If you promise something to your customers – say an offer, a product, a service or anything at all – you must aim to exceed their expectations. They say that your reputation precedes you. I’ve already stated that word of mouth is the strongest form of marketing. Some brands have been built as a result of years of hard work, and one small mistake can undo their entire reputation. Credible firms are very careful about who they deal with and what they do, and often forego opportunities that might put their credibility at risk. The pharmaceutical industry is therefore much dreaded, for a liability suit can ring the death knell for a company if found irresponsible. Investors are also wary of associating themselves with oil and gas projects to remain affiliated to green, sustainable businesses.
Companies that care about their image, and for which reputation is more sacred than spreadsheets inspire confidence and assurance among their customers towards their products and services. What can be trusted more easily is more likely to gain popularity.
A credible leader heading a firm does not backtrack from their words and instead goes out of their way to fulfil a commitment. The quality of staying true to your words is what ensures your personal credibility, and it goes a long way. Many successful businessmen are known to be greedy and often indulge in dealings where they may let down their business partners. Such people may make a quick buck, but they don’t command the respect, name and prestige that their trustworthy counterparts enjoy. It is a bad trade-off. The road less travelled is bountiful, both in terms of the journey and the destination. Taking relationships seriously, both in business and personal life, is a good start for building a culture of honour among your comrades and kin. One must lead by example and inculcate an honourable outlook towards doing business and living among neighbours. Love thy neighbour, they say.

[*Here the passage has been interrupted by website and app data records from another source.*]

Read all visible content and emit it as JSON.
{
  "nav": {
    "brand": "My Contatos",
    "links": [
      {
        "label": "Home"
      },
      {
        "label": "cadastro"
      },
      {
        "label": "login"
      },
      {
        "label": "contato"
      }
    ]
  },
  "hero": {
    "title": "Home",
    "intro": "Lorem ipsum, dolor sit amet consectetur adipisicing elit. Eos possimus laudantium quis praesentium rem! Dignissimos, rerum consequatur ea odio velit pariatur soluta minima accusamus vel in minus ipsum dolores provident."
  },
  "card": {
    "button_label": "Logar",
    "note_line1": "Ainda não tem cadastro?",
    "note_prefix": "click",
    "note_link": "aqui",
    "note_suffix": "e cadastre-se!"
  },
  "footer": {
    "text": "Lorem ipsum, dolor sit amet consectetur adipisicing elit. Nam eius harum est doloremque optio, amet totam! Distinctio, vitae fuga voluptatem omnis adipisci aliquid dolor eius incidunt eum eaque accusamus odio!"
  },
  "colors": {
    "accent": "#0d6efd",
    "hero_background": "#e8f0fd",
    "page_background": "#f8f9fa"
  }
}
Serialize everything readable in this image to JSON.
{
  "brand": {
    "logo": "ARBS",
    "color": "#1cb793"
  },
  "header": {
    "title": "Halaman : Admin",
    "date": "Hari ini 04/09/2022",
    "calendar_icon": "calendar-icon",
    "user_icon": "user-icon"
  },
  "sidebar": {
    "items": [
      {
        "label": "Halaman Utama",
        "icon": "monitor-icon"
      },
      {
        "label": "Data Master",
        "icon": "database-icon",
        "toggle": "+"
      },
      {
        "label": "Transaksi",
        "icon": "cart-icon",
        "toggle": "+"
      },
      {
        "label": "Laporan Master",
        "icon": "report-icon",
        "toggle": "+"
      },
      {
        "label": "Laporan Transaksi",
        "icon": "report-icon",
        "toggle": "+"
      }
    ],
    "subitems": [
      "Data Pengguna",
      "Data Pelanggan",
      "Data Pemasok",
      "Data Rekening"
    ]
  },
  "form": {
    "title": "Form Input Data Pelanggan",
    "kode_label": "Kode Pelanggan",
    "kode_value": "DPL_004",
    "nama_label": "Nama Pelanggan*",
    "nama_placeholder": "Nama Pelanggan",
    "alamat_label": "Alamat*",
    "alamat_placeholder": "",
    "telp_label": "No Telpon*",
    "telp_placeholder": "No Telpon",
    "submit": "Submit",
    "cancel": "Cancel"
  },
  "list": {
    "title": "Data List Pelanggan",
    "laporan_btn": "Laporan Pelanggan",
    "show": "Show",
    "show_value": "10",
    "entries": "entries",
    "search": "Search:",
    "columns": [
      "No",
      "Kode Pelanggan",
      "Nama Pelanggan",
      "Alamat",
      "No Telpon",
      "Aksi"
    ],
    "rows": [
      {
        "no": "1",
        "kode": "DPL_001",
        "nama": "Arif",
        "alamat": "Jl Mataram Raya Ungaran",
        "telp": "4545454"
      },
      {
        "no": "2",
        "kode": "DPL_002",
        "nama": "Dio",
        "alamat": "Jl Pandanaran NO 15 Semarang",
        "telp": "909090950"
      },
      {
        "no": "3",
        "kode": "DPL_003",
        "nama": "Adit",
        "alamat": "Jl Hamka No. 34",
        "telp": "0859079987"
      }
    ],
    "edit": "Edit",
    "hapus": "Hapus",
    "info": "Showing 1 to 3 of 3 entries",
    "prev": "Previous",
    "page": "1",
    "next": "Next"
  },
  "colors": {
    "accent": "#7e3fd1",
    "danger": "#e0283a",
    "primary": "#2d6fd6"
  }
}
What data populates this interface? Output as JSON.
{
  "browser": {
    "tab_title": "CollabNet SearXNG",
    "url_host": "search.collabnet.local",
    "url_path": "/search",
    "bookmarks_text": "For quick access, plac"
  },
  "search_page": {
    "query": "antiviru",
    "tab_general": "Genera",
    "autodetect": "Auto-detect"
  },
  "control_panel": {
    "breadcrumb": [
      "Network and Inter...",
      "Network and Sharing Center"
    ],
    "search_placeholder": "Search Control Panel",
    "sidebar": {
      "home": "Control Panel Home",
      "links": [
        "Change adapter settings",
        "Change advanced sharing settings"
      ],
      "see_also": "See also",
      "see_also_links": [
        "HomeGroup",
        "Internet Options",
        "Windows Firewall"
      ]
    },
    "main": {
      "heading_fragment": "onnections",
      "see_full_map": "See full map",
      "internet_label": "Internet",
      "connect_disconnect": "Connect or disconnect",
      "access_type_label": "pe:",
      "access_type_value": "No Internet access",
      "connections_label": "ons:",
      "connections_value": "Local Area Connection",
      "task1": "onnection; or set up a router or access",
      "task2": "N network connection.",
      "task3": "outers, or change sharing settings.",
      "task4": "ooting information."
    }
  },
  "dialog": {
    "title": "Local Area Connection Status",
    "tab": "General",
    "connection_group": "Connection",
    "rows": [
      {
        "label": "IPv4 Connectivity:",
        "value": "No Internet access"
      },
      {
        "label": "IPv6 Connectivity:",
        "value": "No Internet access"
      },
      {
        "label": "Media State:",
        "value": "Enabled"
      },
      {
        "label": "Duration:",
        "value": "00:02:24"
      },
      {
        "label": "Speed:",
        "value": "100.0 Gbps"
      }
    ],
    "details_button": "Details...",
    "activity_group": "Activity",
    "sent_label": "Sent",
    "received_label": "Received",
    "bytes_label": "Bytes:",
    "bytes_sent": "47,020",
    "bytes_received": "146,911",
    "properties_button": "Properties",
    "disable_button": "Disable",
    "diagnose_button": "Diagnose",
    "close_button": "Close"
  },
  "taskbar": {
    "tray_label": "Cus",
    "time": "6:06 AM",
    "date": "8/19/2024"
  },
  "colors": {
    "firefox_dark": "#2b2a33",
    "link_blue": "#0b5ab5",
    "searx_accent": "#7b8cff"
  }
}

Corporate diplomacy is not very different from global diplomacy. You have to invest in the goodwill of your company and amass acceptability. Politeness is a necessary behaviour. Not passing negative remarks about the competition, sticking to the spirit of the company, and more importantly, knowing that others are out there to make money too are essential traits of a credible businessman. So don’t aim to swallow or destroy the competition. Run the show with a touch of grace and complacency, making an effort to do push yourself up, rather than pulling others down.
So personal diplomacy and then corporate/global diplomacy, in that order, should be the mantra for a leader who can get work done, stand shoulder to shoulder with countrymen and contribute to healthy nation- and planet-building, no matter your place of birth or residence.
Excerpted with permission from The Business of Life: Answers to 101 Tough Questions, Vaibhav Maloo, Pan MacMillan.